Element data from apps and pages:
┌────────
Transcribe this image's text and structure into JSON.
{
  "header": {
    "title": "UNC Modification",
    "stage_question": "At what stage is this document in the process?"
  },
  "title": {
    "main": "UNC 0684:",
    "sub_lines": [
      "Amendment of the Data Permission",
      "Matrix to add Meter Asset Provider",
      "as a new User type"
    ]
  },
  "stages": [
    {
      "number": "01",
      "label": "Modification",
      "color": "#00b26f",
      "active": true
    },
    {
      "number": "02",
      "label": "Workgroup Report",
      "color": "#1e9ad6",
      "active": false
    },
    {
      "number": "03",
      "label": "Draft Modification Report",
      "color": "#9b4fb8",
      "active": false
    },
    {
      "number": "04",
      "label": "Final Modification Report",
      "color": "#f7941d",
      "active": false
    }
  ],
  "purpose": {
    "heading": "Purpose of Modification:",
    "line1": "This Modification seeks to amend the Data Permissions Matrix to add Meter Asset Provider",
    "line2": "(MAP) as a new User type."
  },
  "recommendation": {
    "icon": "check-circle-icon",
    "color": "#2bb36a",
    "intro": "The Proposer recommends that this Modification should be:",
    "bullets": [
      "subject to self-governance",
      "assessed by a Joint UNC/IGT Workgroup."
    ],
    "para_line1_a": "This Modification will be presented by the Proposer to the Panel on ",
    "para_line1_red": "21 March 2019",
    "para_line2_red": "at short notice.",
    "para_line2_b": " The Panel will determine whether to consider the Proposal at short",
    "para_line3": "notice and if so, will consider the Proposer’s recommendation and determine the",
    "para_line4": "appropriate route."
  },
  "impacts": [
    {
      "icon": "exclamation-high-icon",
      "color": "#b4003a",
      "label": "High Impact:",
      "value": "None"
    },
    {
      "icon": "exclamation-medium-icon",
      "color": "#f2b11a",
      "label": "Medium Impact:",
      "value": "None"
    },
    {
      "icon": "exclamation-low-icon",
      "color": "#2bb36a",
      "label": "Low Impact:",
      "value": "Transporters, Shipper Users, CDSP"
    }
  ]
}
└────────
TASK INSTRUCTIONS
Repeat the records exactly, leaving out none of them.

RESPONSE TO THE EXERCISE
Transcribe this image's text and structure into JSON.
{
  "header": {
    "title": "UNC Modification",
    "stage_question": "At what stage is this document in the process?"
  },
  "title": {
    "main": "UNC 0684:",
    "sub_lines": [
      "Amendment of the Data Permission",
      "Matrix to add Meter Asset Provider",
      "as a new User type"
    ]
  },
  "stages": [
    {
      "number": "01",
      "label": "Modification",
      "color": "#00b26f",
      "active": true
    },
    {
      "number": "02",
      "label": "Workgroup Report",
      "color": "#1e9ad6",
      "active": false
    },
    {
      "number": "03",
      "label": "Draft Modification Report",
      "color": "#9b4fb8",
      "active": false
    },
    {
      "number": "04",
      "label": "Final Modification Report",
      "color": "#f7941d",
      "active": false
    }
  ],
  "purpose": {
    "heading": "Purpose of Modification:",
    "line1": "This Modification seeks to amend the Data Permissions Matrix to add Meter Asset Provider",
    "line2": "(MAP) as a new User type."
  },
  "recommendation": {
    "icon": "check-circle-icon",
    "color": "#2bb36a",
    "intro": "The Proposer recommends that this Modification should be:",
    "bullets": [
      "subject to self-governance",
      "assessed by a Joint UNC/IGT Workgroup."
    ],
    "para_line1_a": "This Modification will be presented by the Proposer to the Panel on ",
    "para_line1_red": "21 March 2019",
    "para_line2_red": "at short notice.",
    "para_line2_b": " The Panel will determine whether to consider the Proposal at short",
    "para_line3": "notice and if so, will consider the Proposer’s recommendation and determine the",
    "para_line4": "appropriate route."
  },
  "impacts": [
    {
      "icon": "exclamation-high-icon",
      "color": "#b4003a",
      "label": "High Impact:",
      "value": "None"
    },
    {
      "icon": "exclamation-medium-icon",
      "color": "#f2b11a",
      "label": "Medium Impact:",
      "value": "None"
    },
    {
      "icon": "exclamation-low-icon",
      "color": "#2bb36a",
      "label": "Low Impact:",
      "value": "Transporters, Shipper Users, CDSP"
    }
  ]
}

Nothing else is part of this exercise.